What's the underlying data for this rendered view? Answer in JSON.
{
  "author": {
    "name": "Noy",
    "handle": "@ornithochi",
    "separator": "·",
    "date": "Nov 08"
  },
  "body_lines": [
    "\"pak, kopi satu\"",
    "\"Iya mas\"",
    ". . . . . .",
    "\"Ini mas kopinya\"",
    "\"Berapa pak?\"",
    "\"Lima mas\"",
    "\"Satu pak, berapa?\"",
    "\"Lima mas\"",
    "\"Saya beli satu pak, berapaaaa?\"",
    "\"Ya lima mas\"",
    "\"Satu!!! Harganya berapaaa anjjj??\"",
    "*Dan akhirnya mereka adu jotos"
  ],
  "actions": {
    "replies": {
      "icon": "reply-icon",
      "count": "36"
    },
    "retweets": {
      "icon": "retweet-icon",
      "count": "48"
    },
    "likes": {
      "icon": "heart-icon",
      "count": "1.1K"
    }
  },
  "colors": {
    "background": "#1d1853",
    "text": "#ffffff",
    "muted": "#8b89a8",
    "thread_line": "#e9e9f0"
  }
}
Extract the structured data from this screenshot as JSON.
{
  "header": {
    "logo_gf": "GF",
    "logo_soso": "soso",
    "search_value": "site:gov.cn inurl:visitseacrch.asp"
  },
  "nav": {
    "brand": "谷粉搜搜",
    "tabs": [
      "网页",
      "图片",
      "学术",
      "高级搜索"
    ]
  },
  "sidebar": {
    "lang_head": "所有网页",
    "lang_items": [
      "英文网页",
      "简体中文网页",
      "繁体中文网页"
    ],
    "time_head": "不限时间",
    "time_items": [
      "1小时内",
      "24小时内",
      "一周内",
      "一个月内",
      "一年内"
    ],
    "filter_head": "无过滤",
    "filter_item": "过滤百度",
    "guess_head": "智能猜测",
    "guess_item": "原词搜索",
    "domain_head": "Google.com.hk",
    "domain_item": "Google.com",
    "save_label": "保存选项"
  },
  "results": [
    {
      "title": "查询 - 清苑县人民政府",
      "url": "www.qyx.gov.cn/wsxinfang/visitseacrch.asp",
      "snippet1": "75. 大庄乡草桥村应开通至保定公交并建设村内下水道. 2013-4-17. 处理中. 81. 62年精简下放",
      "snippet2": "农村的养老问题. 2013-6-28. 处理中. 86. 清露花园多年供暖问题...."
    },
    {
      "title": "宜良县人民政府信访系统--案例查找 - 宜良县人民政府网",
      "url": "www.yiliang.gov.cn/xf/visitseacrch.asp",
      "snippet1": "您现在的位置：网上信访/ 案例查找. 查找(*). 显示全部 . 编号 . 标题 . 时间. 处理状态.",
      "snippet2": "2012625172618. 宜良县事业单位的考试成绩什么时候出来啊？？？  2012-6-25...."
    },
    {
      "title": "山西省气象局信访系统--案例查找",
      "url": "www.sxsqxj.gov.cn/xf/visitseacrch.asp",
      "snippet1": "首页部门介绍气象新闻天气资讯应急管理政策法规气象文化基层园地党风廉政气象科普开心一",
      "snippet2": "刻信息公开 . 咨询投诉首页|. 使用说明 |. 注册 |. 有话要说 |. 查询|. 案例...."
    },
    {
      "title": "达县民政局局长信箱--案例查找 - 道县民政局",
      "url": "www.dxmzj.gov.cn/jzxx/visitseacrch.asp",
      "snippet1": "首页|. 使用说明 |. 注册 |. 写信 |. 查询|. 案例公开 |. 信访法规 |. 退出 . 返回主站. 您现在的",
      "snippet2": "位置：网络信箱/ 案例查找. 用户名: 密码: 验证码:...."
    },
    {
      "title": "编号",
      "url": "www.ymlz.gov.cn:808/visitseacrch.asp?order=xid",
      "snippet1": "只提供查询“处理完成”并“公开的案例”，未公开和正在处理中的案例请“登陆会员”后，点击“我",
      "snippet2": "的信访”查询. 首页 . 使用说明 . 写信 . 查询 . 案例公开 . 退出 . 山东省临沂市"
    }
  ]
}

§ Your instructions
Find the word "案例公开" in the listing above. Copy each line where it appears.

§ Task output
      "snippet1": "首页|. 使用说明 |. 注册 |. 写信 |. 查询|. 案例公开 |. 信访法规 |. 退出 . 返回主站. 您现在的",
      "snippet2": "的信访”查询. 首页 . 使用说明 . 写信 . 查询 . 案例公开 . 退出 . 山东省临沂市"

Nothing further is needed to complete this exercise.